I’ve been in Chicago, since Monday (flying in from Tampa), hence the lack of blogging. In Chicago I was attending the International Catholic Stewardship Council’s annual conference. The theme of the conference this year linked Saint Paul, evangelization with the idea of stewardship. It was in a conversation with a pastor of a large church that a new insight hit me that was connected with the overall theme of the conference.
We were talking about marriage preparation and this pastor’s frustration with mandates from his diocese that certian topics be taught before marriage–of great interest to me, since I have oversight of this area in the diocese where I am. Listening to the pastor, who I would have little agreement with on the topic we were discussing–a revelation of sorts came to me: When we have the opportunity to win people back to Christ–whose faith isn’t the strongest, what do we present them with at that moment when they are coming to the church requesting a sacrament?
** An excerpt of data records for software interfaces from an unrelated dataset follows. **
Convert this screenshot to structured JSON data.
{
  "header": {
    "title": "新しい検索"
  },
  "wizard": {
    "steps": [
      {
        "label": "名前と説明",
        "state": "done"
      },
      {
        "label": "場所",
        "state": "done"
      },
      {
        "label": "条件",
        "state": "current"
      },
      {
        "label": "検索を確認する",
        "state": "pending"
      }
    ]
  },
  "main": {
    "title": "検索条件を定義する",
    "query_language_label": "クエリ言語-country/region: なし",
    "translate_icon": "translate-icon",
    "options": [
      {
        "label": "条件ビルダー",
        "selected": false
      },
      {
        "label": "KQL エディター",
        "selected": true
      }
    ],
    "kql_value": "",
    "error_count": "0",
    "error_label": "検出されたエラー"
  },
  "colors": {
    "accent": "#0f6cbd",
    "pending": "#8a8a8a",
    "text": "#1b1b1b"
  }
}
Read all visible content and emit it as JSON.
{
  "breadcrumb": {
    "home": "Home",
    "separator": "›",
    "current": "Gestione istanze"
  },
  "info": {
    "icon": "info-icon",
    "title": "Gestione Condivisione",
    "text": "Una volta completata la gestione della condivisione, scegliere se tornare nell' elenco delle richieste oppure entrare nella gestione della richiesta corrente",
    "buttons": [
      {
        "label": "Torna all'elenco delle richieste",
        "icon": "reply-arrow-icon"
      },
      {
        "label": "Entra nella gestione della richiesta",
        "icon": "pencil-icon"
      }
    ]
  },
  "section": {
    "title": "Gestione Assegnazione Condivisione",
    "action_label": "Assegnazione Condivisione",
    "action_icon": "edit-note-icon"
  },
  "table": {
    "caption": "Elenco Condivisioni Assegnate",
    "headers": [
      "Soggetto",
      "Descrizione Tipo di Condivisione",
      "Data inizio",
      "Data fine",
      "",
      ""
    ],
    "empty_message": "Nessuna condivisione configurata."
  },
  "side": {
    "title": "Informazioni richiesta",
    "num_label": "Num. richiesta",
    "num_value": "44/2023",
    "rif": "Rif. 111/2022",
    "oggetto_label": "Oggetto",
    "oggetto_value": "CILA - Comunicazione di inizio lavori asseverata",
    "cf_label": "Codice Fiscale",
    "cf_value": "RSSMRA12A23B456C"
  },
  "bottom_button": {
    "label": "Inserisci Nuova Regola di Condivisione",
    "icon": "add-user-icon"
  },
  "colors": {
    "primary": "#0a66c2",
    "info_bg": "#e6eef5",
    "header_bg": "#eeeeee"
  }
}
Namely is it Christ or a list of demands?
I also recalled at the moment that when I was critiquing a marriage program being proposed for a southern diocese (not mine), a few years ago, that my major criticism of the program is how it squandered the opportunity to invite the couple preparing for marriage to a deeper relationship with Christ (or to even consider a relationship with Christ). This program was strong in communication skills, strong in financial planning, but when it came to the Faith it became very abstract–using churchy language and not communicating the essential nature of faith to the success of marriage.
People are always saying we should teach this or we should demand this, but one hardly hears as the essential teaching or demand the necessity of Christ. That as Jean Pierre De Cuasade said, “Without God everything is nothing, but with God nothing is everything,” if we believe this and I do, then we have to act like it when we are preparing a progam in Christ’s Church.
I visited St. Peter’s Church in Chicago around 1:00 on Monday, during a break in the conference. Over three hundred people were on their knees praying before Jesus in the Blessed Sacrament exposed on the altar. In this church there are confessions heard everyday from early in the morning to late in the day, Mass is said almost every hour from early in the morning to midday–what a blessing to have a place in the midst of the city where people can come to renew their relationship with Christ, continue thier initiation into his Body, the Church (an insight of Pope Benedict’s in his apostolic letter), and adore him! This is the source of all our efforts at evanglization and a great example of what being a good steward of the gifts that God has given to the church to share with all.